(Data records for software interfaces)

<<<<

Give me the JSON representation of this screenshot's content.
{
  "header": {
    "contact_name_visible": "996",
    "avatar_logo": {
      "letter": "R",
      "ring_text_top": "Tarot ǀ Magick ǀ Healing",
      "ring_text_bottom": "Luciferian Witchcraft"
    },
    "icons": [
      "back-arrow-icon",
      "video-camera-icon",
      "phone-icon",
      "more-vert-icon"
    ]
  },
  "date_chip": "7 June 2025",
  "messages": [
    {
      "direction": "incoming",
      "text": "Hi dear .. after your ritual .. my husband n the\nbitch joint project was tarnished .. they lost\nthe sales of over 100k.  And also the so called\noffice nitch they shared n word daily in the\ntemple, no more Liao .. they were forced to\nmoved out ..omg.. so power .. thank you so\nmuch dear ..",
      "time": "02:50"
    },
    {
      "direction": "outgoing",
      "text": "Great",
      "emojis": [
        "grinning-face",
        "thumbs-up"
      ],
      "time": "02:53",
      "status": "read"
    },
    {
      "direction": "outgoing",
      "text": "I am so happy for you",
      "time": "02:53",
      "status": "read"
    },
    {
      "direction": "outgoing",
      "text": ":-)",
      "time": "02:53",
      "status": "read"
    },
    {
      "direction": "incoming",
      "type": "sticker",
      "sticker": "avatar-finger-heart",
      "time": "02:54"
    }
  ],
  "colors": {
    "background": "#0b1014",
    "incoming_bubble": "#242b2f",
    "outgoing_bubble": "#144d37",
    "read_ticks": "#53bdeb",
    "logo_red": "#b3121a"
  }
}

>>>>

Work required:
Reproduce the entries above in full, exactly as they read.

Your response:
Give me the JSON representation of this screenshot's content.
{
  "header": {
    "contact_name_visible": "996",
    "avatar_logo": {
      "letter": "R",
      "ring_text_top": "Tarot ǀ Magick ǀ Healing",
      "ring_text_bottom": "Luciferian Witchcraft"
    },
    "icons": [
      "back-arrow-icon",
      "video-camera-icon",
      "phone-icon",
      "more-vert-icon"
    ]
  },
  "date_chip": "7 June 2025",
  "messages": [
    {
      "direction": "incoming",
      "text": "Hi dear .. after your ritual .. my husband n the\nbitch joint project was tarnished .. they lost\nthe sales of over 100k.  And also the so called\noffice nitch they shared n word daily in the\ntemple, no more Liao .. they were forced to\nmoved out ..omg.. so power .. thank you so\nmuch dear ..",
      "time": "02:50"
    },
    {
      "direction": "outgoing",
      "text": "Great",
      "emojis": [
        "grinning-face",
        "thumbs-up"
      ],
      "time": "02:53",
      "status": "read"
    },
    {
      "direction": "outgoing",
      "text": "I am so happy for you",
      "time": "02:53",
      "status": "read"
    },
    {
      "direction": "outgoing",
      "text": ":-)",
      "time": "02:53",
      "status": "read"
    },
    {
      "direction": "incoming",
      "type": "sticker",
      "sticker": "avatar-finger-heart",
      "time": "02:54"
    }
  ],
  "colors": {
    "background": "#0b1014",
    "incoming_bubble": "#242b2f",
    "outgoing_bubble": "#144d37",
    "read_ticks": "#53bdeb",
    "logo_red": "#b3121a"
  }
}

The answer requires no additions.